We have been saved by grace alone, through faith alone, in Christ alone, according to Scripture alone, for the glory of God alone.
It was midnight. Paul and Silas were praying and singing hymns as fellow prisoners listened. Unbeknownst to them, an earthquake came abruptly, the chains fell off all the prisoners, and the doors burst open. The guard–who was asleep–reached for his sword to kill himself as he thought prisoners would escape. Before he could do so, Paul cried out, “Don’t harm yourself, because we’re all here” (Acts 16:28 CSB)!
The cry of the jailer reveals something supernatural was taking place–in the prison and his heart. Trembling, the jailer asked Paul and Silas the question millions have asked before: “What must I do to be saved” (v. 30)?
Their answer said it all: “Believe in the Lord Jesus, and you will be saved” (v. 31)!*
There is no complex formula or complicated math problem behind what we must do to be saved. It is quite simple: you must place your faith in Jesus Christ, and Him alone. Furthermore, the faith you exercise is actually a gift from the Lord. Last week we went over how we are saved by grace alone and looked primarily at Ephesians 2:8-9. For this post, I want to talk about that same verse.
For you are saved by grace through faith, and this is not from yourselves; it is God’s gift — not from works, so that no one can boast. (Ephesians 2:8-9 CSB)
We are saved by grace and that saving is done through placing our faith in Him. Our faith is the means. A critical thinker would ask, “Now, wouldn’t the faith you place in Christ be considered something you do — a work?” Yes, it would be. However, as you read on, it’s evident that the faith we exercise is a direct gift from God (“and this is not from yourself; it is God’s gift”)! Our faith is not our own faith.
Genesis 15:6 tells us that “Abram believed the Lord, and he credited to him as righteousness” (CSB). It is clear that Abram placed his faith or trust in the Lord by believing His promise of a coming Messiah. We look back to the cross and trust in Christ. Old Testament saints looked forward to the cross and “believed the Lord.”
Let me state it again: we are saved, or justified, through faith and faith alone. Nothing more, nothing less. God only needs our humble acknowledgement that we trust in the finished work of his Son, Jesus Christ, on the cross of Calvary.
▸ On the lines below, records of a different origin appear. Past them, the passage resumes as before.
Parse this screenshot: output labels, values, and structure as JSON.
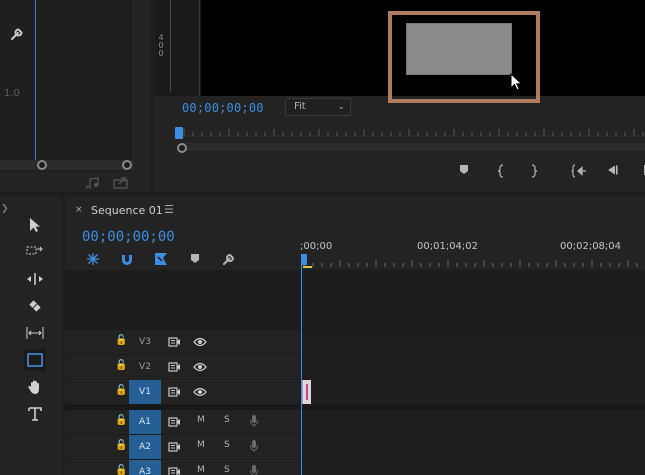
{
  "effect_controls": {
    "value_label": "1.0",
    "bottom_icons": [
      "audio-clip-icon",
      "export-icon"
    ]
  },
  "program_monitor": {
    "audio_meter_labels": [
      "4",
      "0",
      "0"
    ],
    "timecode": "00;00;00;00",
    "zoom_select": {
      "value": "Fit",
      "options": [
        "Fit"
      ]
    },
    "transport_buttons": [
      "marker-icon",
      "mark-in-icon",
      "mark-out-icon",
      "go-to-in-icon",
      "step-back-icon",
      "play-stop-icon"
    ]
  },
  "tools": [
    {
      "name": "selection-tool-icon"
    },
    {
      "name": "track-select-tool-icon"
    },
    {
      "name": "ripple-edit-tool-icon"
    },
    {
      "name": "razor-tool-icon"
    },
    {
      "name": "slip-tool-icon"
    },
    {
      "name": "rectangle-tool-icon",
      "active": true
    },
    {
      "name": "hand-tool-icon"
    },
    {
      "name": "type-tool-icon"
    }
  ],
  "timeline": {
    "tab_close": "×",
    "tab_title": "Sequence 01",
    "tab_menu": "☰",
    "timecode": "00;00;00;00",
    "ruler_labels": [
      ";00;00",
      "00;01;04;02",
      "00;02;08;04"
    ],
    "video_tracks": [
      {
        "name": "V3",
        "selected": false
      },
      {
        "name": "V2",
        "selected": false
      },
      {
        "name": "V1",
        "selected": true
      }
    ],
    "audio_tracks": [
      {
        "name": "A1",
        "mute": "M",
        "solo": "S"
      },
      {
        "name": "A2",
        "mute": "M",
        "solo": "S"
      },
      {
        "name": "A3",
        "mute": "M",
        "solo": "S"
      }
    ]
  },
  "colors": {
    "accent_blue": "#3d8ee0",
    "highlight_border": "#b07c5f",
    "selected_track": "#265f96",
    "clip": "#e2d3e1"
  }
}
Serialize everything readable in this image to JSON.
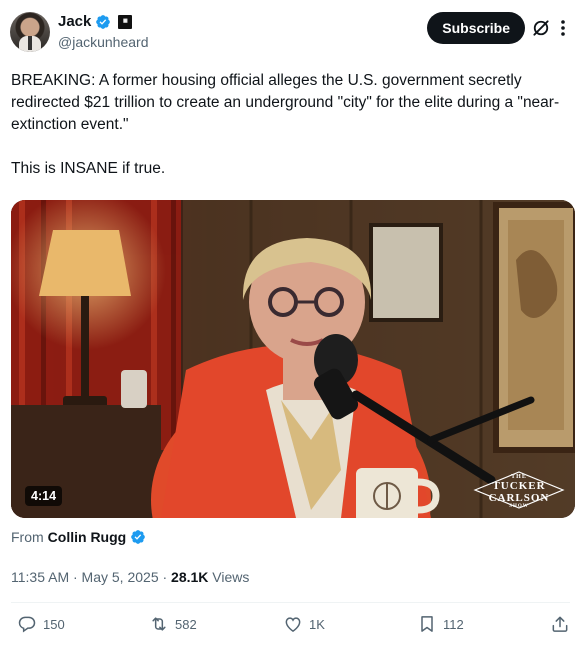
{
  "author": {
    "name": "Jack",
    "handle": "@jackunheard"
  },
  "subscribe_label": "Subscribe",
  "tweet": {
    "paragraph1": "BREAKING: A former housing official alleges the U.S. government secretly redirected $21 trillion to create an underground \"city\" for the elite during a \"near-extinction event.\"",
    "paragraph2": "This is INSANE if true."
  },
  "video": {
    "duration": "4:14",
    "watermark_line1": "THE",
    "watermark_line2": "TUCKER",
    "watermark_line3": "CARLSON",
    "watermark_line4": "SHOW"
  },
  "source": {
    "prefix": "From",
    "name": "Collin Rugg"
  },
  "meta": {
    "datetime": "11:35 AM · May 5, 2025 · ",
    "views_count": "28.1K",
    "views_label": " Views"
  },
  "actions": {
    "replies": "150",
    "reposts": "582",
    "likes": "1K",
    "bookmarks": "112"
  },
  "colors": {
    "text": "#0f1419",
    "secondary": "#536471",
    "verified": "#1d9bf0",
    "subscribe_bg": "#0f1419"
  }
}
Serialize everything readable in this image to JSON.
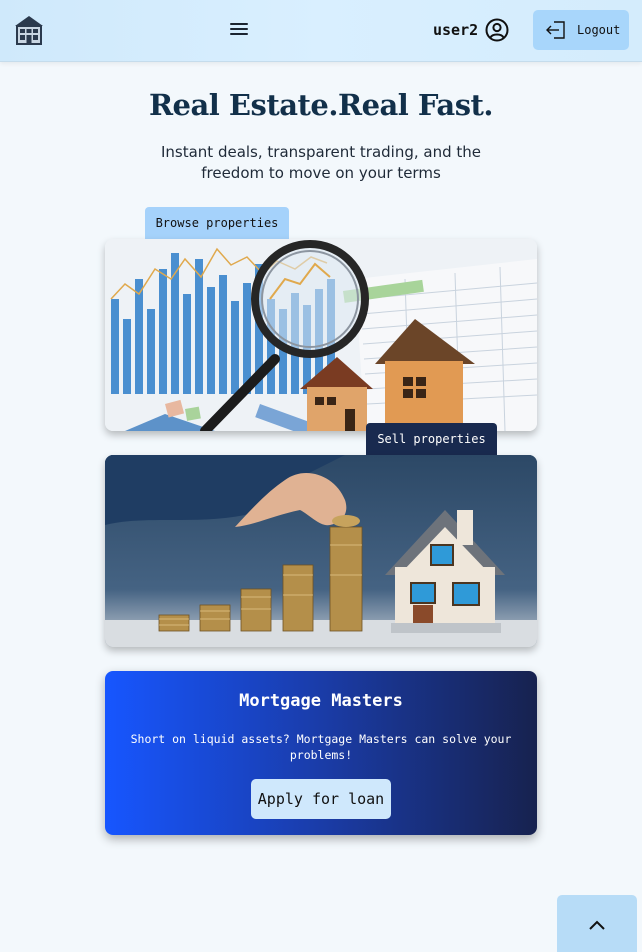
{
  "header": {
    "logo_icon": "house-logo-icon",
    "menu_icon": "hamburger-icon",
    "username": "user2",
    "user_icon": "user-circle-icon",
    "logout_label": "Logout",
    "logout_icon": "logout-icon"
  },
  "hero": {
    "title": "Real Estate.Real Fast.",
    "subtitle": "Instant deals, transparent trading, and the freedom to move on your terms"
  },
  "cards": {
    "browse_label": "Browse properties",
    "sell_label": "Sell properties"
  },
  "mortgage": {
    "title": "Mortgage Masters",
    "text": "Short on liquid assets? Mortgage Masters can solve your problems!",
    "button_label": "Apply for loan"
  },
  "scroll_top_icon": "chevron-up-icon",
  "colors": {
    "header_bg": "#d4ecfc",
    "logout_bg": "#a8d6fb",
    "browse_tab": "#a5d2fb",
    "sell_tab": "#192a4f",
    "mortgage_start": "#1756ff",
    "mortgage_end": "#17224f"
  }
}
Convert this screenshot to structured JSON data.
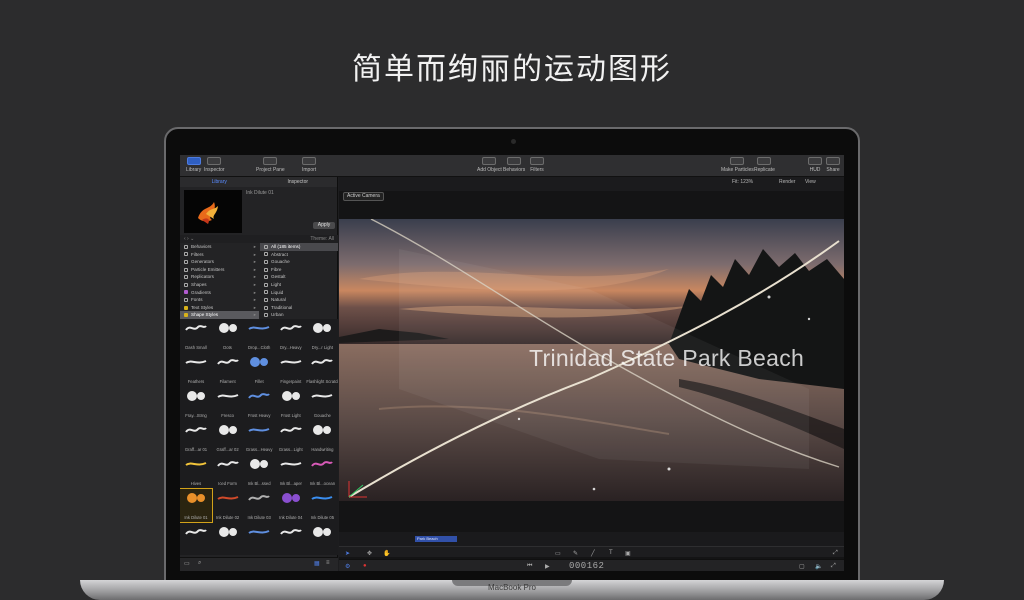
{
  "headline": "简单而绚丽的运动图形",
  "laptop_brand": "MacBook Pro",
  "toolbar": {
    "left": [
      {
        "label": "Library"
      },
      {
        "label": "Inspector"
      }
    ],
    "project_pane": "Project Pane",
    "import": "Import",
    "add_object": "Add Object",
    "behaviors": "Behaviors",
    "filters": "Filters",
    "make_particles": "Make Particles",
    "replicate": "Replicate",
    "hud": "HUD",
    "share": "Share"
  },
  "sidebar": {
    "tab_library": "Library",
    "tab_inspector": "Inspector",
    "preview_name": "Ink Dilute 01",
    "apply": "Apply",
    "theme_label": "Theme: All",
    "categories": [
      "Behaviors",
      "Filters",
      "Generators",
      "Particle Emitters",
      "Replicators",
      "Shapes",
      "Gradients",
      "Fonts",
      "Text Styles",
      "Shape Styles"
    ],
    "subcategories": [
      "All (185 items)",
      "Abstract",
      "Gouache",
      "Fibre",
      "Gestalt",
      "Light",
      "Liquid",
      "Natural",
      "Traditional",
      "Urban"
    ],
    "grid_labels": [
      "Dash Small",
      "Dots",
      "Drop...Cloth",
      "Dry...Heavy",
      "Dry...r Light",
      "Feathers",
      "Filament",
      "Fillet",
      "Fingerpaint",
      "Flashlight Scratch",
      "Fray...Strng",
      "Fresco",
      "Frost Heavy",
      "Frost Light",
      "Gouache",
      "Graff...ar 01",
      "Graff...ar 02",
      "Grass...Heavy",
      "Grass...Light",
      "Handwriting",
      "Hives",
      "Iced Form",
      "Ink Bl...ssed",
      "Ink Bl...aper",
      "Ink Bl...ocean",
      "Ink Dilute 01",
      "Ink Dilute 02",
      "Ink Dilute 03",
      "Ink Dilute 04",
      "Ink Dilute 05",
      "",
      "",
      "",
      "",
      ""
    ]
  },
  "viewer": {
    "fit": "Fit: 123%",
    "render": "Render",
    "view": "View",
    "camera": "Active Camera",
    "title_text": "Trinidad State Park Beach",
    "clip_label": "Park Beach",
    "timecode": "000162"
  },
  "colors": {
    "accent": "#3f6fe0",
    "selection_highlight": "#d2a21a"
  }
}
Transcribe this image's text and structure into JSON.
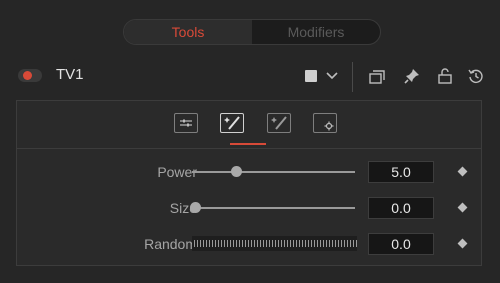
{
  "colors": {
    "accent": "#d84a38",
    "background": "#262626",
    "panel": "#2a2a2a",
    "field": "#161616"
  },
  "tabs": [
    {
      "label": "Tools",
      "active": true
    },
    {
      "label": "Modifiers",
      "active": false
    }
  ],
  "node": {
    "name": "TV1",
    "enabled": true,
    "color_swatch": "#cfcfcf",
    "header_icons": [
      "color-swatch-icon",
      "chevron-down-icon",
      "view-window-icon",
      "pin-icon",
      "lock-icon",
      "reset-icon"
    ]
  },
  "subtabs": [
    {
      "icon": "controls-icon",
      "active": false
    },
    {
      "icon": "magic-wand-icon",
      "active": true
    },
    {
      "icon": "magic-wand-alt-icon",
      "active": false
    },
    {
      "icon": "settings-icon",
      "active": false
    }
  ],
  "params": {
    "power": {
      "label": "Power",
      "value": "5.0",
      "slider_fraction": 0.27
    },
    "size": {
      "label": "Size",
      "value": "0.0",
      "slider_fraction": 0.02
    },
    "random": {
      "label": "Random",
      "value": "0.0"
    }
  }
}
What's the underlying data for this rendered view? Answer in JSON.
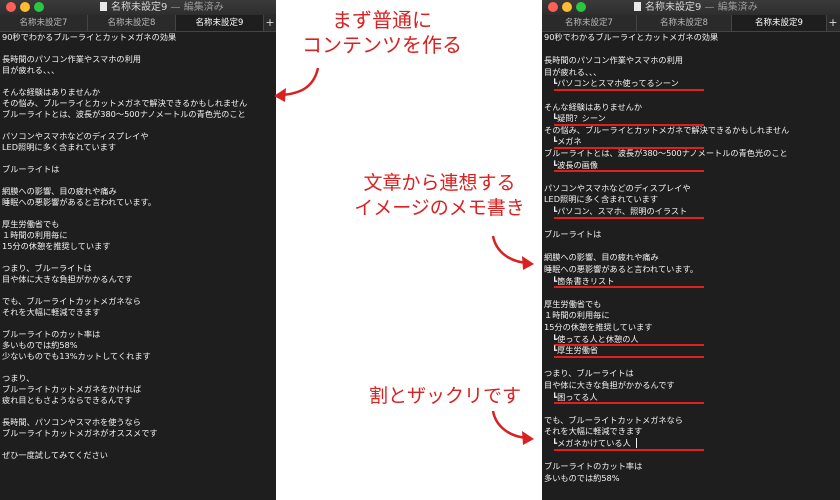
{
  "left_window": {
    "title": "名称未設定9",
    "title_suffix": " — 編集済み",
    "tabs": [
      "名称未設定7",
      "名称未設定8",
      "名称未設定9"
    ],
    "active_tab": 2,
    "new_tab": "+",
    "lines": [
      "90秒でわかるブルーライとカットメガネの効果",
      "",
      "長時間のパソコン作業やスマホの利用",
      "目が疲れる、、、",
      "",
      "そんな経験はありませんか",
      "その悩み、ブルーライとカットメガネで解決できるかもしれません",
      "ブルーライトとは、波長が380〜500ナノメートルの青色光のこと",
      "",
      "パソコンやスマホなどのディスプレイや",
      "LED照明に多く含まれています",
      "",
      "ブルーライトは",
      "",
      "網膜への影響、目の疲れや痛み",
      "睡眠への悪影響があると言われています。",
      "",
      "厚生労働省でも",
      "１時間の利用毎に",
      "15分の休憩を推奨しています",
      "",
      "つまり、ブルーライトは",
      "目や体に大きな負担がかかるんです",
      "",
      "でも、ブルーライトカットメガネなら",
      "それを大幅に軽減できます",
      "",
      "ブルーライトのカット率は",
      "多いものでは約58%",
      "少ないものでも13%カットしてくれます",
      "",
      "つまり、",
      "ブルーライトカットメガネをかければ",
      "疲れ目ともさようならできるんです",
      "",
      "長時間、パソコンやスマホを使うなら",
      "ブルーライトカットメガネがオススメです",
      "",
      "ぜひ一度試してみてください"
    ]
  },
  "right_window": {
    "title": "名称未設定9",
    "title_suffix": " — 編集済み",
    "tabs": [
      "名称未設定7",
      "名称未設定8",
      "名称未設定9"
    ],
    "active_tab": 2,
    "new_tab": "+",
    "lines": [
      "90秒でわかるブルーライとカットメガネの効果",
      "",
      "長時間のパソコン作業やスマホの利用",
      "目が疲れる、、、",
      "　┗パソコンとスマホ使ってるシーン",
      "",
      "そんな経験はありませんか",
      "　┗疑問？シーン",
      "その悩み、ブルーライとカットメガネで解決できるかもしれません",
      "　┗メガネ",
      "ブルーライトとは、波長が380〜500ナノメートルの青色光のこと",
      "　┗波長の画像",
      "",
      "パソコンやスマホなどのディスプレイや",
      "LED照明に多く含まれています",
      "　┗パソコン、スマホ、照明のイラスト",
      "",
      "ブルーライトは",
      "",
      "網膜への影響、目の疲れや痛み",
      "睡眠への悪影響があると言われています。",
      "　┗箇条書きリスト",
      "",
      "厚生労働省でも",
      "１時間の利用毎に",
      "15分の休憩を推奨しています",
      "　┗使ってる人と休憩の人",
      "　┗厚生労働省",
      "",
      "つまり、ブルーライトは",
      "目や体に大きな負担がかかるんです",
      "　┗困ってる人",
      "",
      "でも、ブルーライトカットメガネなら",
      "それを大幅に軽減できます",
      "　┗メガネかけている人",
      "",
      "ブルーライトのカット率は",
      "多いものでは約58%"
    ]
  },
  "annotations": {
    "note1": [
      "まず普通に",
      "コンテンツを作る"
    ],
    "note2": [
      "文章から連想する",
      "イメージのメモ書き"
    ],
    "note3": [
      "割とザックリです"
    ],
    "color": "#d92121",
    "underline_color": "#e01f1f"
  }
}
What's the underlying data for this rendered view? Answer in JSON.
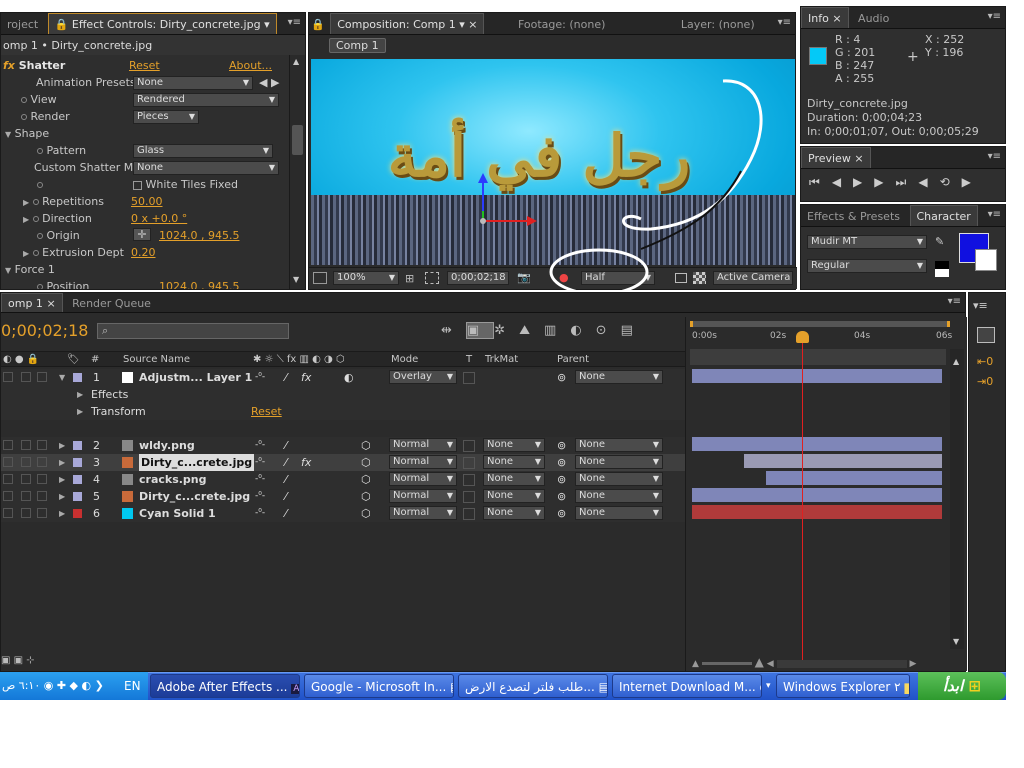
{
  "effect_panel": {
    "tab_project": "roject",
    "tab_effect_controls": "Effect Controls: Dirty_concrete.jpg",
    "breadcrumb": "omp 1 • Dirty_concrete.jpg",
    "effect_name": "Shatter",
    "reset": "Reset",
    "about": "About...",
    "props": {
      "anim_presets_label": "Animation Presets:",
      "anim_presets_value": "None",
      "view_label": "View",
      "view_value": "Rendered",
      "render_label": "Render",
      "render_value": "Pieces",
      "shape_label": "Shape",
      "pattern_label": "Pattern",
      "pattern_value": "Glass",
      "custom_label": "Custom Shatter Ma",
      "custom_value": "None",
      "white_tiles_label": "White Tiles Fixed",
      "repetitions_label": "Repetitions",
      "repetitions_value": "50.00",
      "direction_label": "Direction",
      "direction_value": "0 x +0.0 °",
      "origin_label": "Origin",
      "origin_value": "1024.0 , 945.5",
      "extrusion_label": "Extrusion Dept",
      "extrusion_value": "0.20",
      "force_label": "Force 1",
      "position_label": "Position",
      "position_value": "1024.0 , 945.5"
    }
  },
  "comp_panel": {
    "tab_composition": "Composition: Comp 1",
    "tab_footage": "Footage: (none)",
    "tab_layer": "Layer: (none)",
    "comp_button": "Comp 1",
    "arabic_text": "رجل في أمة",
    "zoom": "100%",
    "timecode": "0;00;02;18",
    "resolution": "Half",
    "camera": "Active Camera"
  },
  "info_panel": {
    "tab_info": "Info",
    "tab_audio": "Audio",
    "r": "R : 4",
    "g": "G : 201",
    "b": "B : 247",
    "a": "A : 255",
    "x": "X : 252",
    "y": "Y : 196",
    "file": "Dirty_concrete.jpg",
    "duration": "Duration: 0;00;04;23",
    "inout": "In: 0;00;01;07, Out: 0;00;05;29",
    "swatch_color": "#04C9F7"
  },
  "preview_panel": {
    "tab_preview": "Preview"
  },
  "char_panel": {
    "tab_effects": "Effects & Presets",
    "tab_character": "Character",
    "font": "Mudir MT",
    "style": "Regular",
    "fill_color": "#1010E0"
  },
  "timeline": {
    "tab_comp": "omp 1",
    "tab_render": "Render Queue",
    "timecode": "0;00;02;18",
    "search_placeholder": "",
    "headers": {
      "num": "#",
      "source": "Source Name",
      "mode": "Mode",
      "t": "T",
      "trkmat": "TrkMat",
      "parent": "Parent"
    },
    "ruler": [
      "0:00s",
      "02s",
      "04s",
      "06s"
    ],
    "layers": [
      {
        "num": "1",
        "name": "Adjustm... Layer 1",
        "mode": "Overlay",
        "trkmat": "",
        "parent": "None",
        "label": "#a8a8d8",
        "icon": "#ffffff"
      },
      {
        "num": "2",
        "name": "wldy.png",
        "mode": "Normal",
        "trkmat": "None",
        "parent": "None",
        "label": "#a8a8d8",
        "icon": "#888888"
      },
      {
        "num": "3",
        "name": "Dirty_c...crete.jpg",
        "mode": "Normal",
        "trkmat": "None",
        "parent": "None",
        "label": "#a8a8d8",
        "icon": "#c86a3a"
      },
      {
        "num": "4",
        "name": "cracks.png",
        "mode": "Normal",
        "trkmat": "None",
        "parent": "None",
        "label": "#a8a8d8",
        "icon": "#888888"
      },
      {
        "num": "5",
        "name": "Dirty_c...crete.jpg",
        "mode": "Normal",
        "trkmat": "None",
        "parent": "None",
        "label": "#a8a8d8",
        "icon": "#c86a3a"
      },
      {
        "num": "6",
        "name": "Cyan Solid 1",
        "mode": "Normal",
        "trkmat": "None",
        "parent": "None",
        "label": "#c83030",
        "icon": "#00c8f0"
      }
    ],
    "sub_effects": "Effects",
    "sub_transform": "Transform",
    "sub_reset": "Reset"
  },
  "taskbar": {
    "clock": "٦:١٠ ص",
    "lang": "EN",
    "items": [
      "Adobe After Effects ...",
      "Google - Microsoft In...",
      "طلب فلتر لتصدع الارض...",
      "Internet Download M...",
      "Windows Explorer ٢"
    ],
    "start": "ابدأ"
  }
}
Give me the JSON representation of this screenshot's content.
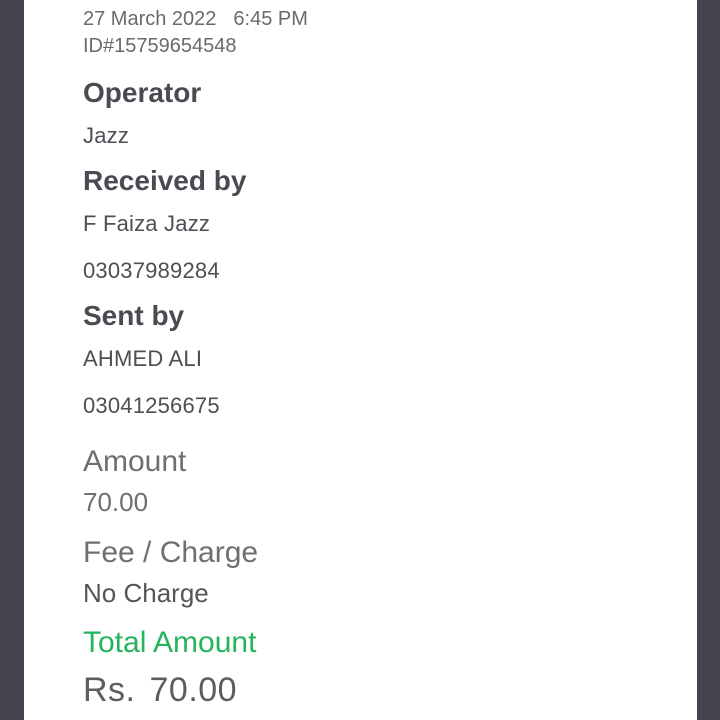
{
  "transaction": {
    "date": "27 March 2022",
    "time": "6:45 PM",
    "id": "ID#15759654548"
  },
  "operator": {
    "heading": "Operator",
    "value": "Jazz"
  },
  "received_by": {
    "heading": "Received by",
    "name": "F Faiza Jazz",
    "number": "03037989284"
  },
  "sent_by": {
    "heading": "Sent by",
    "name": "AHMED ALI",
    "number": "03041256675"
  },
  "amount": {
    "heading": "Amount",
    "value": "70.00"
  },
  "fee": {
    "heading": "Fee / Charge",
    "value": "No Charge"
  },
  "total": {
    "heading": "Total Amount",
    "currency": "Rs.",
    "value": "70.00"
  },
  "colors": {
    "background": "#45444c",
    "card": "#ffffff",
    "accent_green": "#25b35c"
  }
}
If you mess with that, you mess with everything.
The late RC Sproul shares the same sentiment:
If you don’t have the doctrine of justification by faith alone, you don’t have the gospel.
The doctrine of justification by, or through, faith alone is not some second-level doctrine. It is primary. It’s at the center of the gospel. It draws a hard line in the sand. You must believe this doctrine! This is why it is the second sola of the Reformation–it’s that important.
And by believing upon the Lord Jesus Christ, this isn’t compared to, say, believing in Bigfoot. It’s not a “I believe he is real” kind of belief. It is not an “Easy Believism” type of faith. It is a trust. It’s how you would trust a parachute to bring you safely to land. You place all of your trust in the parachute to bring you safely to the ground.
In the same way, you put all your trust in the finished work of Christ to bring you to glory. And it’s not the faith that makes you righteous, but Christ. “Faith is not the ground of our righteousness,” Kevin DeYoung tweeted, “it is the instrumental cause. It is not the drink, it is the straw.”
Faith is the means that grabs hold of God’s grace. In our faith, we drink the fountain of God’s saving grace. In our faith, we taste and see that the Lord is good (Psalm 34:8). In our faith, we bask in the mercy of God’s sacrifice on the cross.
It is faith, and faith alone–sola fide!–by which we cling tightly to Jesus’ atoning death.
*I fully acknowledge there is a second part to this verse that deals with the debate between Baptists and Presbyterians regarding baptism. For this post, I’m not interest in that debate — maybe another time?